Airbnb is sacking a quarter of its employees as home-sharing demand has collapsed, especially in the holiday sector like in Spain’s Costa del Sol and Costa Blanca areas.
THE property portal has around seven million properties worldwide on its books, many of which are in tourist hotspots like Spain.
The coronavirus pandemic has wiped out demand, and chief executive Brian Chesky has announced that 1,900 of its 7,500 workers are going.
Airbnb is also slashing businesses that do not directly support home-sharing, such as its investments in hotels and air travel.
“We are collectively living through the most harrowing crisis of our lifetime,” Chesky said.
He expected the company’s revenues to drop by at least 50 per cent this year, and have a prediction as to what the world of travel would be like in a post-pandemic era.

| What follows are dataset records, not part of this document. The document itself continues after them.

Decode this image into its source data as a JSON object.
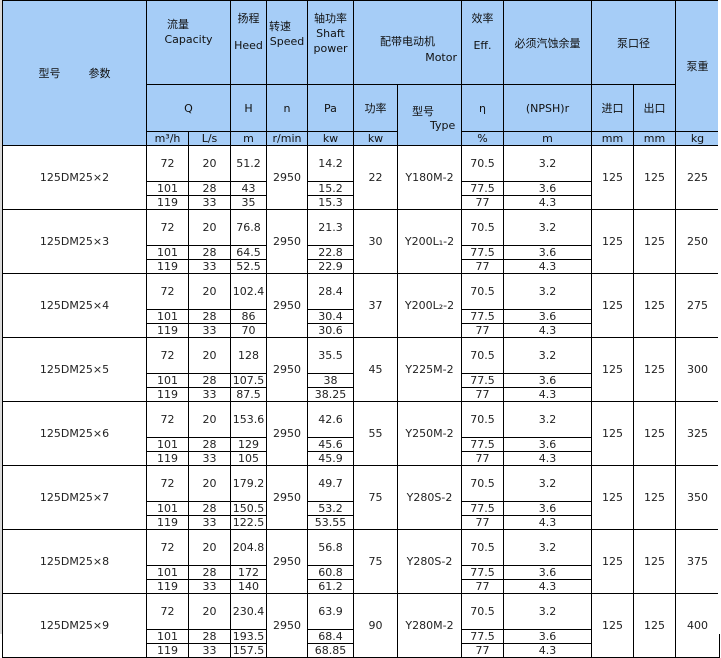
{
  "header": {
    "model_param": [
      "型号",
      "参数"
    ],
    "capacity": {
      "cn": "流量",
      "en": "Capacity",
      "symbol": "Q",
      "units": [
        "m³/h",
        "L/s"
      ]
    },
    "head": {
      "cn": "扬程",
      "en": "Heed",
      "symbol": "H",
      "unit": "m"
    },
    "speed": {
      "cn": "转速",
      "en": "Speed",
      "symbol": "n",
      "unit": "r/min"
    },
    "shaft_power": {
      "cn": "轴功率",
      "en1": "Shaft",
      "en2": "power",
      "symbol": "Pa",
      "unit": "kw"
    },
    "motor": {
      "cn": "配带电动机",
      "en": "Motor",
      "power_label": "功率",
      "power_unit": "kw",
      "type_cn": "型号",
      "type_en": "Type"
    },
    "efficiency": {
      "cn": "效率",
      "en": "Eff.",
      "symbol": "η",
      "unit": "%"
    },
    "npsh": {
      "cn": "必须汽蚀余量",
      "symbol": "(NPSH)r",
      "unit": "m"
    },
    "port": {
      "cn": "泵口径",
      "inlet": "进口",
      "outlet": "出口",
      "unit": "mm"
    },
    "weight": {
      "cn": "泵重",
      "unit": "kg"
    }
  },
  "rows": [
    {
      "model": "125DM25×2",
      "speed": "2950",
      "motor_kw": "22",
      "motor_type": "Y180M-2",
      "inlet": "125",
      "outlet": "125",
      "weight": "225",
      "points": [
        {
          "q": "72",
          "ls": "20",
          "h": "51.2",
          "pa": "14.2",
          "eff": "70.5",
          "npsh": "3.2"
        },
        {
          "q": "101",
          "ls": "28",
          "h": "43",
          "pa": "15.2",
          "eff": "77.5",
          "npsh": "3.6"
        },
        {
          "q": "119",
          "ls": "33",
          "h": "35",
          "pa": "15.3",
          "eff": "77",
          "npsh": "4.3"
        }
      ]
    },
    {
      "model": "125DM25×3",
      "speed": "2950",
      "motor_kw": "30",
      "motor_type": "Y200L₁-2",
      "inlet": "125",
      "outlet": "125",
      "weight": "250",
      "points": [
        {
          "q": "72",
          "ls": "20",
          "h": "76.8",
          "pa": "21.3",
          "eff": "70.5",
          "npsh": "3.2"
        },
        {
          "q": "101",
          "ls": "28",
          "h": "64.5",
          "pa": "22.8",
          "eff": "77.5",
          "npsh": "3.6"
        },
        {
          "q": "119",
          "ls": "33",
          "h": "52.5",
          "pa": "22.9",
          "eff": "77",
          "npsh": "4.3"
        }
      ]
    },
    {
      "model": "125DM25×4",
      "speed": "2950",
      "motor_kw": "37",
      "motor_type": "Y200L₂-2",
      "inlet": "125",
      "outlet": "125",
      "weight": "275",
      "points": [
        {
          "q": "72",
          "ls": "20",
          "h": "102.4",
          "pa": "28.4",
          "eff": "70.5",
          "npsh": "3.2"
        },
        {
          "q": "101",
          "ls": "28",
          "h": "86",
          "pa": "30.4",
          "eff": "77.5",
          "npsh": "3.6"
        },
        {
          "q": "119",
          "ls": "33",
          "h": "70",
          "pa": "30.6",
          "eff": "77",
          "npsh": "4.3"
        }
      ]
    },
    {
      "model": "125DM25×5",
      "speed": "2950",
      "motor_kw": "45",
      "motor_type": "Y225M-2",
      "inlet": "125",
      "outlet": "125",
      "weight": "300",
      "points": [
        {
          "q": "72",
          "ls": "20",
          "h": "128",
          "pa": "35.5",
          "eff": "70.5",
          "npsh": "3.2"
        },
        {
          "q": "101",
          "ls": "28",
          "h": "107.5",
          "pa": "38",
          "eff": "77.5",
          "npsh": "3.6"
        },
        {
          "q": "119",
          "ls": "33",
          "h": "87.5",
          "pa": "38.25",
          "eff": "77",
          "npsh": "4.3"
        }
      ]
    },
    {
      "model": "125DM25×6",
      "speed": "2950",
      "motor_kw": "55",
      "motor_type": "Y250M-2",
      "inlet": "125",
      "outlet": "125",
      "weight": "325",
      "points": [
        {
          "q": "72",
          "ls": "20",
          "h": "153.6",
          "pa": "42.6",
          "eff": "70.5",
          "npsh": "3.2"
        },
        {
          "q": "101",
          "ls": "28",
          "h": "129",
          "pa": "45.6",
          "eff": "77.5",
          "npsh": "3.6"
        },
        {
          "q": "119",
          "ls": "33",
          "h": "105",
          "pa": "45.9",
          "eff": "77",
          "npsh": "4.3"
        }
      ]
    },
    {
      "model": "125DM25×7",
      "speed": "2950",
      "motor_kw": "75",
      "motor_type": "Y280S-2",
      "inlet": "125",
      "outlet": "125",
      "weight": "350",
      "points": [
        {
          "q": "72",
          "ls": "20",
          "h": "179.2",
          "pa": "49.7",
          "eff": "70.5",
          "npsh": "3.2"
        },
        {
          "q": "101",
          "ls": "28",
          "h": "150.5",
          "pa": "53.2",
          "eff": "77.5",
          "npsh": "3.6"
        },
        {
          "q": "119",
          "ls": "33",
          "h": "122.5",
          "pa": "53.55",
          "eff": "77",
          "npsh": "4.3"
        }
      ]
    },
    {
      "model": "125DM25×8",
      "speed": "2950",
      "motor_kw": "75",
      "motor_type": "Y280S-2",
      "inlet": "125",
      "outlet": "125",
      "weight": "375",
      "points": [
        {
          "q": "72",
          "ls": "20",
          "h": "204.8",
          "pa": "56.8",
          "eff": "70.5",
          "npsh": "3.2"
        },
        {
          "q": "101",
          "ls": "28",
          "h": "172",
          "pa": "60.8",
          "eff": "77.5",
          "npsh": "3.6"
        },
        {
          "q": "119",
          "ls": "33",
          "h": "140",
          "pa": "61.2",
          "eff": "77",
          "npsh": "4.3"
        }
      ]
    },
    {
      "model": "125DM25×9",
      "speed": "2950",
      "motor_kw": "90",
      "motor_type": "Y280M-2",
      "inlet": "125",
      "outlet": "125",
      "weight": "400",
      "points": [
        {
          "q": "72",
          "ls": "20",
          "h": "230.4",
          "pa": "63.9",
          "eff": "70.5",
          "npsh": "3.2"
        },
        {
          "q": "101",
          "ls": "28",
          "h": "193.5",
          "pa": "68.4",
          "eff": "77.5",
          "npsh": "3.6"
        },
        {
          "q": "119",
          "ls": "33",
          "h": "157.5",
          "pa": "68.85",
          "eff": "77",
          "npsh": "4.3"
        }
      ]
    }
  ]
}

Chesky takes the view that travellers will want options that are closer to home and more affordable, and for that reason, Airbnb is cutting back investing in more expensive luxury properties.

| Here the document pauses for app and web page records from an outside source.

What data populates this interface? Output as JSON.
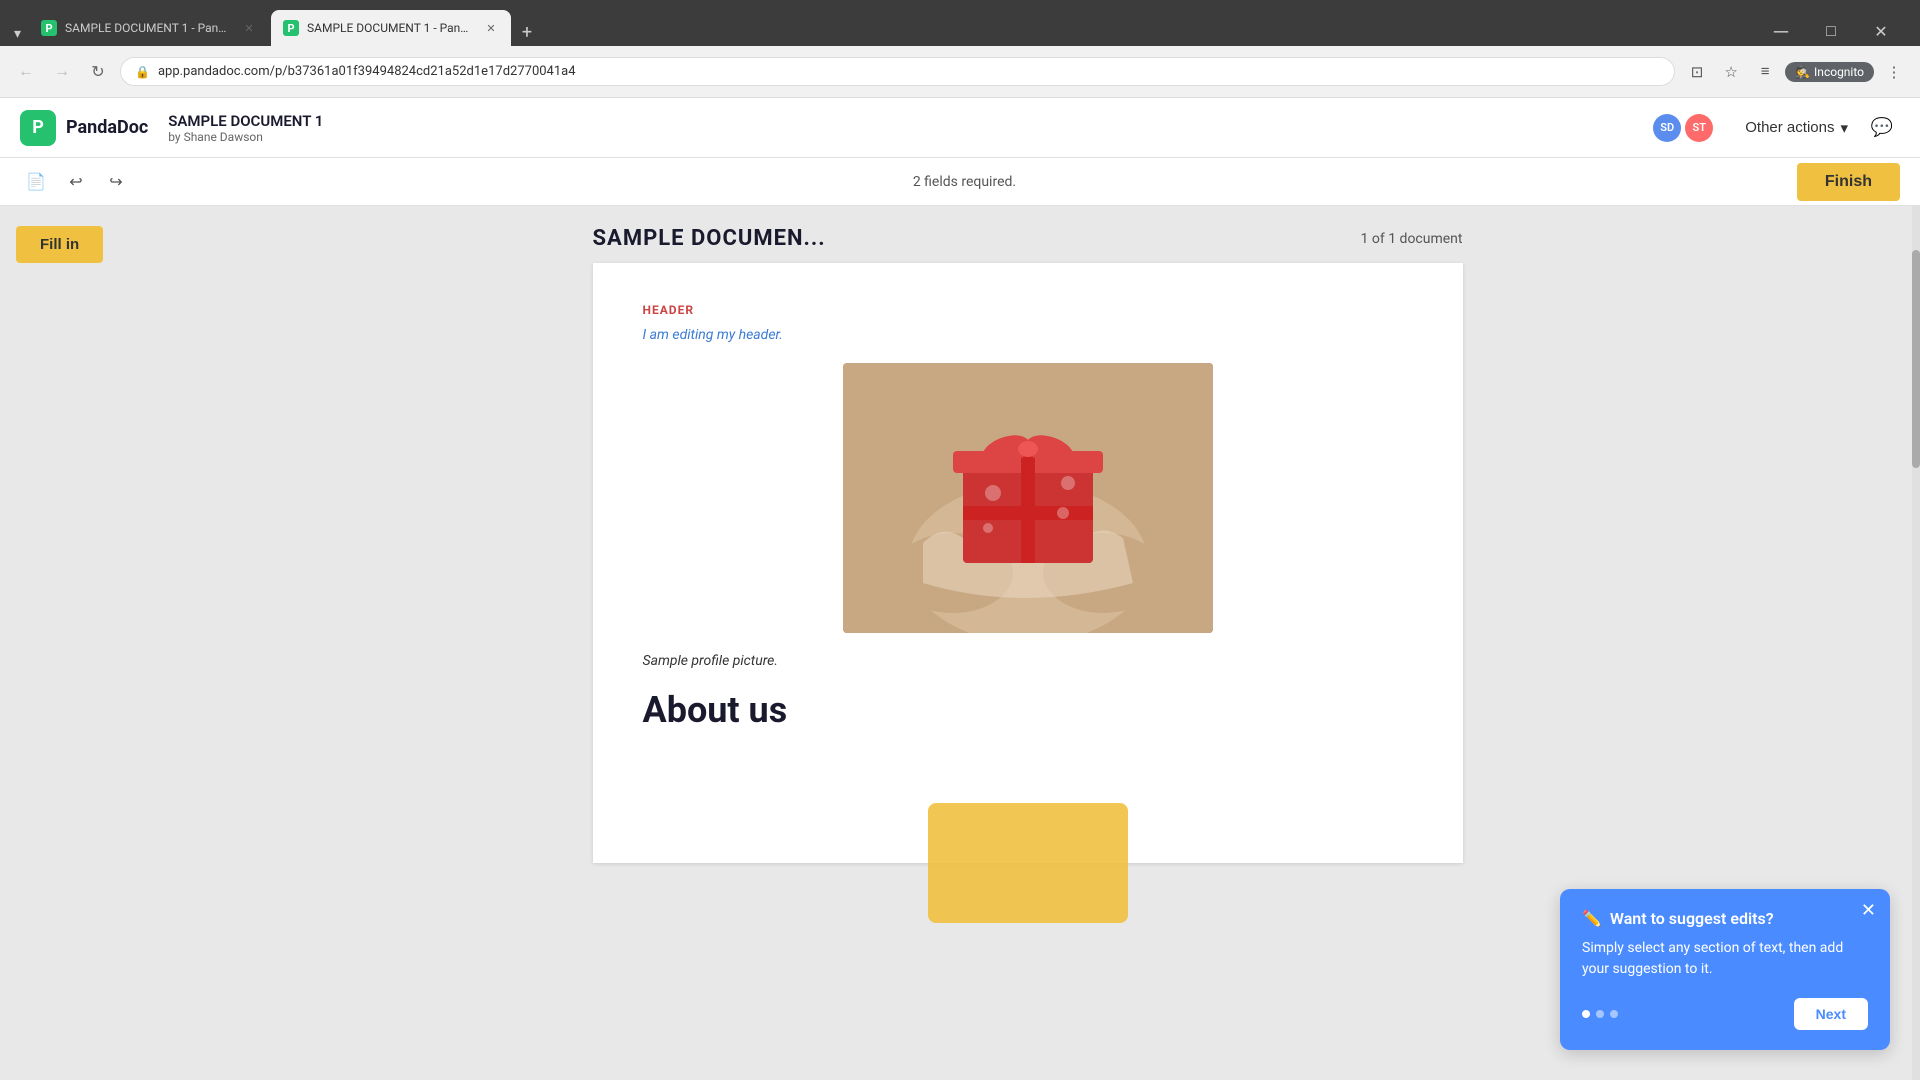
{
  "browser": {
    "tabs": [
      {
        "id": "tab1",
        "title": "SAMPLE DOCUMENT 1 - Panda...",
        "active": false
      },
      {
        "id": "tab2",
        "title": "SAMPLE DOCUMENT 1 - Panda...",
        "active": true
      }
    ],
    "new_tab_label": "+",
    "address": "app.pandadoc.com/p/b37361a01f39494824cd21a52d1e17d2770041a4",
    "incognito_label": "Incognito",
    "back_btn": "←",
    "forward_btn": "→",
    "refresh_btn": "↻"
  },
  "app": {
    "logo_letter": "P",
    "logo_name": "PandaDoc",
    "doc_title": "SAMPLE DOCUMENT 1",
    "doc_author": "by Shane Dawson",
    "avatar_sd": "SD",
    "avatar_st": "ST",
    "other_actions_label": "Other actions",
    "other_actions_chevron": "▾"
  },
  "toolbar": {
    "fields_required": "2 fields required.",
    "finish_label": "Finish"
  },
  "document": {
    "title": "SAMPLE DOCUMEN...",
    "count": "1 of 1 document",
    "fill_in_label": "Fill in",
    "page_header_label": "HEADER",
    "header_text": "I am editing my header.",
    "image_caption": "Sample profile picture.",
    "about_us_heading": "About us"
  },
  "popup": {
    "title": "Want to suggest edits?",
    "body": "Simply select any section of text, then add your suggestion to it.",
    "next_label": "Next",
    "dots": [
      {
        "active": true
      },
      {
        "active": false
      },
      {
        "active": false
      }
    ]
  }
}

“We need to make fundamental changes to Airbnb by reducing the size of our workforce around a more focused business strategy,” he said.
The company boss recently angered many of Airbnb’s hosts when he told guests they could cancel their stays without penalties as international coronavirus lockdowns hit their travel plans.

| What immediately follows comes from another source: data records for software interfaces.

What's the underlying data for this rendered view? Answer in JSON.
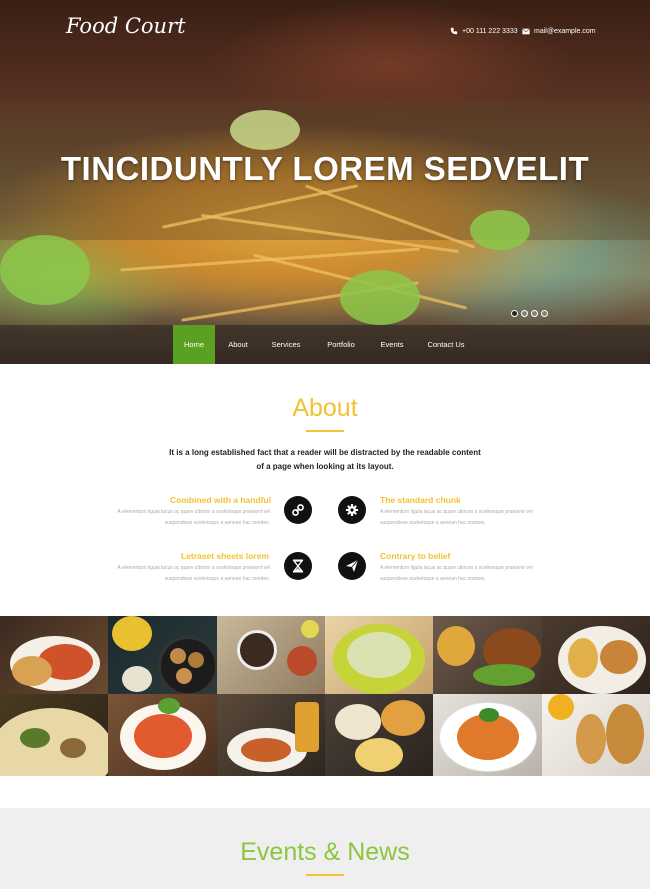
{
  "header": {
    "logo": "Food Court",
    "phone": "+00 111 222 3333",
    "email": "mail@example.com"
  },
  "hero": {
    "title": "TINCIDUNTLY LOREM SEDVELIT",
    "slides": 4,
    "active_slide": 1
  },
  "nav": {
    "items": [
      "Home",
      "About",
      "Services",
      "Portfolio",
      "Events",
      "Contact Us"
    ],
    "active": "Home"
  },
  "about": {
    "title": "About",
    "description_line1": "It is a long established fact that a reader will be distracted by the readable content",
    "description_line2": "of a page when looking at its layout.",
    "features": [
      {
        "title": "Combined with a handful",
        "icon": "link-icon",
        "line1": "A elementum ligula lacus ac quam ultrices a scelerisque praesent vel",
        "line2": "suspendisse scelerisque a aenean hac montes."
      },
      {
        "title": "The standard chunk",
        "icon": "gear-icon",
        "line1": "A elementum ligula lacus ac quam ultrices a scelerisque praesent vel",
        "line2": "suspendisse scelerisque a aenean hac montes."
      },
      {
        "title": "Letraset sheets lorem",
        "icon": "hourglass-icon",
        "line1": "A elementum ligula lacus ac quam ultrices a scelerisque praesent vel",
        "line2": "suspendisse scelerisque a aenean hac montes."
      },
      {
        "title": "Contrary to belief",
        "icon": "paper-plane-icon",
        "line1": "A elementum ligula lacus ac quam ultrices a scelerisque praesent vel",
        "line2": "suspendisse scelerisque a aenean hac montes."
      }
    ]
  },
  "events": {
    "title": "Events & News"
  },
  "colors": {
    "accent_yellow": "#f1c232",
    "accent_green": "#5aa021",
    "events_green": "#8cc63f"
  }
}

In early April, Airbnb agreed to pay hosts compensation to make up for some of the money lost to cancellations.
The firm is now letting people who were planning to check in by June 15 to cancel without penalties.